“Millennial,” as most people are already aware, is the commonly used term to describe the growing generation who is expected to push the world into a new era.” They are also defined as “Generation Y,” “Gen-Y,” “Generation Why,” “Echo Boomers,” and “Generation Next”. By positioning the Millennials in a multigenerational perspective they are Global Citizens Born in the late 70s and early 80s.
The statement “my career is my choice, and it is not chosen out of desperation. It should align who I am with what I do” resonates with many millennials. Moreover, they are not willing to devalue their accomplishments, quite the reverse they will be expecting not only “creative rewards” by today’s standards, but also latitude to influence the way they work and where and how they operate in the workplace. This attitude represents one of the biggest challenges that many organisations have started to face.

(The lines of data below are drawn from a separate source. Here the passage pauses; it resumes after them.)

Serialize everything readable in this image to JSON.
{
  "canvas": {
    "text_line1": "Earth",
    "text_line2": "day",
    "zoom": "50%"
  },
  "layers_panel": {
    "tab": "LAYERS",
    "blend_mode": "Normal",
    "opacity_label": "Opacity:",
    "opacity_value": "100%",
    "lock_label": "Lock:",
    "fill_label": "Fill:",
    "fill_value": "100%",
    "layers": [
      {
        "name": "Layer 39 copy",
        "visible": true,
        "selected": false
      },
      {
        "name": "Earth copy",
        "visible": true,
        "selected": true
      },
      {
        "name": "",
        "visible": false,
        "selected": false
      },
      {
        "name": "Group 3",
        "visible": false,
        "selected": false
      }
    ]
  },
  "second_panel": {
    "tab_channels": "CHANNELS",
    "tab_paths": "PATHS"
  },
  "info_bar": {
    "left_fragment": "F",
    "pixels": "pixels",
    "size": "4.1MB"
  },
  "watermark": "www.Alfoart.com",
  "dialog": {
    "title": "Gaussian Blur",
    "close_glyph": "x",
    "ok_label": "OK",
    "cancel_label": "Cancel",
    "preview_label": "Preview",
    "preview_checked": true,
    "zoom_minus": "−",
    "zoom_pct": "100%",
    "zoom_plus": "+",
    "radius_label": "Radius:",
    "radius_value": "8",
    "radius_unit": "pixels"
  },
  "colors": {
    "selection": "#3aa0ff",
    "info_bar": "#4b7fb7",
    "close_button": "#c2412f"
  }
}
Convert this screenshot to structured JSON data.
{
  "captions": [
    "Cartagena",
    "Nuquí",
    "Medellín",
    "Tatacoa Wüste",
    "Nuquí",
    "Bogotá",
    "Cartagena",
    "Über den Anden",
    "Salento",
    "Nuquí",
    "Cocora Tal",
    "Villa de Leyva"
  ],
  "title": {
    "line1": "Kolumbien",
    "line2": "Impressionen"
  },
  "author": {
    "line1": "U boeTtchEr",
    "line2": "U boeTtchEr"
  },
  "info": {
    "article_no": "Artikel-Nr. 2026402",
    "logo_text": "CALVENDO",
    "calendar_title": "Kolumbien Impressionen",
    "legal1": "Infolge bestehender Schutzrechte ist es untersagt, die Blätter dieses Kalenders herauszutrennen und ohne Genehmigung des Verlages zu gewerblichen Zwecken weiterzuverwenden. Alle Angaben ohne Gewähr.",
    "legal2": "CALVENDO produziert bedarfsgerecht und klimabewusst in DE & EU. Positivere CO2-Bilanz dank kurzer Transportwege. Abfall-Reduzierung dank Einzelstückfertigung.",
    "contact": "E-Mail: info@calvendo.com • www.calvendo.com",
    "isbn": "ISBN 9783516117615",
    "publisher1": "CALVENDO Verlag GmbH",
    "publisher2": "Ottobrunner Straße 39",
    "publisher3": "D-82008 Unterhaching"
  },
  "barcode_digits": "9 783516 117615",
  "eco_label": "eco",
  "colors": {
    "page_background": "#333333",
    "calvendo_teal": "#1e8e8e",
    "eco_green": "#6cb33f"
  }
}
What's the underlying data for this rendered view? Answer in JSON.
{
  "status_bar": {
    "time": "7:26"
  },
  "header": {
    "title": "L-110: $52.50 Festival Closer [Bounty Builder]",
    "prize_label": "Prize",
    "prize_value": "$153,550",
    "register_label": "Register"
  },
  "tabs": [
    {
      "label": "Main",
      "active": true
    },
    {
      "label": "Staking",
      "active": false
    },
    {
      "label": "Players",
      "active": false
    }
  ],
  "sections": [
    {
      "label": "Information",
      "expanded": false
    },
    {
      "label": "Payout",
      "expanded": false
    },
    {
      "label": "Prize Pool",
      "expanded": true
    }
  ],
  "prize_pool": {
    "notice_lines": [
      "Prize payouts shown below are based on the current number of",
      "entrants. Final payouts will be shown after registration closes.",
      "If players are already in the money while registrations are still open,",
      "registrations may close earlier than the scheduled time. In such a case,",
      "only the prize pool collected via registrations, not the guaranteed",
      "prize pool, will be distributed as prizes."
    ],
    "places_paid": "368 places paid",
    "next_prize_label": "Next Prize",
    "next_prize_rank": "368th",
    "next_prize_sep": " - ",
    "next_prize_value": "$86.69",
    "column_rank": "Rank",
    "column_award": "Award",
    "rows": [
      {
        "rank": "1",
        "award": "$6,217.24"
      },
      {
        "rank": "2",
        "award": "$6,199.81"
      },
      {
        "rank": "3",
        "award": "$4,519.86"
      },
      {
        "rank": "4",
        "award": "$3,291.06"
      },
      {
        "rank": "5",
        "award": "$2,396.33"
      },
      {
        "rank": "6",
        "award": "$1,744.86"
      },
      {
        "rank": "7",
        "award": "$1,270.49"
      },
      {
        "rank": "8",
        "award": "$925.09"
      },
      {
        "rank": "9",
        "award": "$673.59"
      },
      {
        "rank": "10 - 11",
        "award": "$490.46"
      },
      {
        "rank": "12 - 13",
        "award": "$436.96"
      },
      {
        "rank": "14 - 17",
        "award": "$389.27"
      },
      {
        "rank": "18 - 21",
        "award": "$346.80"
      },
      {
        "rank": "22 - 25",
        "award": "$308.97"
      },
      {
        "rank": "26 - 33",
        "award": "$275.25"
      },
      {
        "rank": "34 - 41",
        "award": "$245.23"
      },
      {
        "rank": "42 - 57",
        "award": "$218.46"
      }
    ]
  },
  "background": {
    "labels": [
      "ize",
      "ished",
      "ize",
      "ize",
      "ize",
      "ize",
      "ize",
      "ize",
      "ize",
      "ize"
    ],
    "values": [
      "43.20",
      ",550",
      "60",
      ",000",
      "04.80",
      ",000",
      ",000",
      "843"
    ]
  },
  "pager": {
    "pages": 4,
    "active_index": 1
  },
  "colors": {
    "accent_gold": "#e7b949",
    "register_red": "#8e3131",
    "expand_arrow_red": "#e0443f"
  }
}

Millennials want companies to nurture their career development. They are “clamoring” for more training, mentoring programs as well as more frequent and detailed performance assessments.” This is a challenge which companies are currently facing considering the fact that there are currently four generations in the workforce. The situation exacerbates also due to the fact that many managers and human resources professionals may still be using post-industrial human resource management systems and lack insight into how to effectively identify, understand, and motivate the Millennials. Needless to mention about recognizing their achievements and timely addressing challenging that the youngest cohort of their knowledge workers encounter in their companies.
Another specific characteristics of millennials is their ambition to have a fulfilling life and aptitude to acquire and apply knowledge in real-time. They expect to move quickly upwards through an organisation, likewise they move on quickly if their expectations are not met. Their “lack of experience” which is the current mantra among managers does not undermine their self-worth as they know that they add value through their ideas, their analyses, their judgment, their syntheses, and designs. This should be duly appreciated since information and technology have become the new drivers of wealth creation and who if not the millennials are best equipped to fully grasp and utilize these resources.
The “new global economy” is being shaped by a millennial knowledge worker’s ambitions and vigour.
And is it not high time for companies to accept that millennials are a powerful generation, and those who have the right skills are aware of personal worth?
Addressing the needs and desires of this particular segment of workforce as well as understanding motivational needs of each individual employee has become urgent, and it requires that managers prioritize this “challenge” thus adopt flexible management style, develop the requisite strategies and open-minded outlook.